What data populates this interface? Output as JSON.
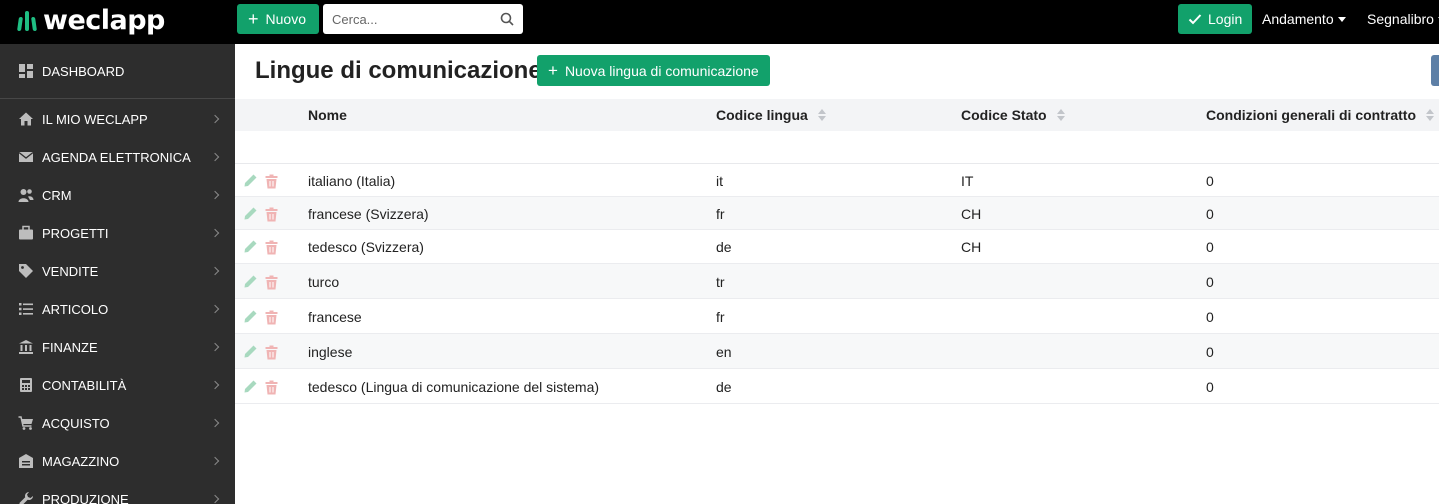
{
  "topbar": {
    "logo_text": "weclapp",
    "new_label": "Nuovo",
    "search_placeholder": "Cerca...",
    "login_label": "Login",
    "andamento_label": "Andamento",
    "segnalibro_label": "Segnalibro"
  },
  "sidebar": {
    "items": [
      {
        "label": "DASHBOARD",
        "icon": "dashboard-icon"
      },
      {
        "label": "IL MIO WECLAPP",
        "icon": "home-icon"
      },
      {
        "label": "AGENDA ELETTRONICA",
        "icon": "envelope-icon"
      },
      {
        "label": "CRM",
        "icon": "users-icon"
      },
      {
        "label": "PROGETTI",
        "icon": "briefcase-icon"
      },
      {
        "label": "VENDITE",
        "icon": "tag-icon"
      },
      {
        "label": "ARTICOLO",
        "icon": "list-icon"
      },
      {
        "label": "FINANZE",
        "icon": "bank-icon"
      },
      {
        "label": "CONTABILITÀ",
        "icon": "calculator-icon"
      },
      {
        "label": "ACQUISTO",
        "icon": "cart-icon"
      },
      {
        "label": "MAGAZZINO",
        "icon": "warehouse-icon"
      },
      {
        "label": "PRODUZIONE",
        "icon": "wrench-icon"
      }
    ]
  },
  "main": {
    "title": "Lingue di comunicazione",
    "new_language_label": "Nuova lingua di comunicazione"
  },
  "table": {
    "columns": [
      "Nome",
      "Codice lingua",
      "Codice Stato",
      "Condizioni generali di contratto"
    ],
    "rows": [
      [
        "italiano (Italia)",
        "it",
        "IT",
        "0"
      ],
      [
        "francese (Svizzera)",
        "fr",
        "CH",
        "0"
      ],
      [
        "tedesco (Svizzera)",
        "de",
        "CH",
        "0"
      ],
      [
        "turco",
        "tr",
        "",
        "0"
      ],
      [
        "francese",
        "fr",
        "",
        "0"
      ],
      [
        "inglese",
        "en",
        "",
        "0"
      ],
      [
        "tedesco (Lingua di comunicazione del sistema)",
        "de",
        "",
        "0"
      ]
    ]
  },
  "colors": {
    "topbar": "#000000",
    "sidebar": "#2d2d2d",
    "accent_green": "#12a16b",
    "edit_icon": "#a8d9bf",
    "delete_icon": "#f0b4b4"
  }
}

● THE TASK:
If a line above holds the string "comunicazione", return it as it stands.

● FINAL ANSWER:
    "title": "Lingue di comunicazione",
    "new_language_label": "Nuova lingua di comunicazione"
        "tedesco (Lingua di comunicazione del sistema)",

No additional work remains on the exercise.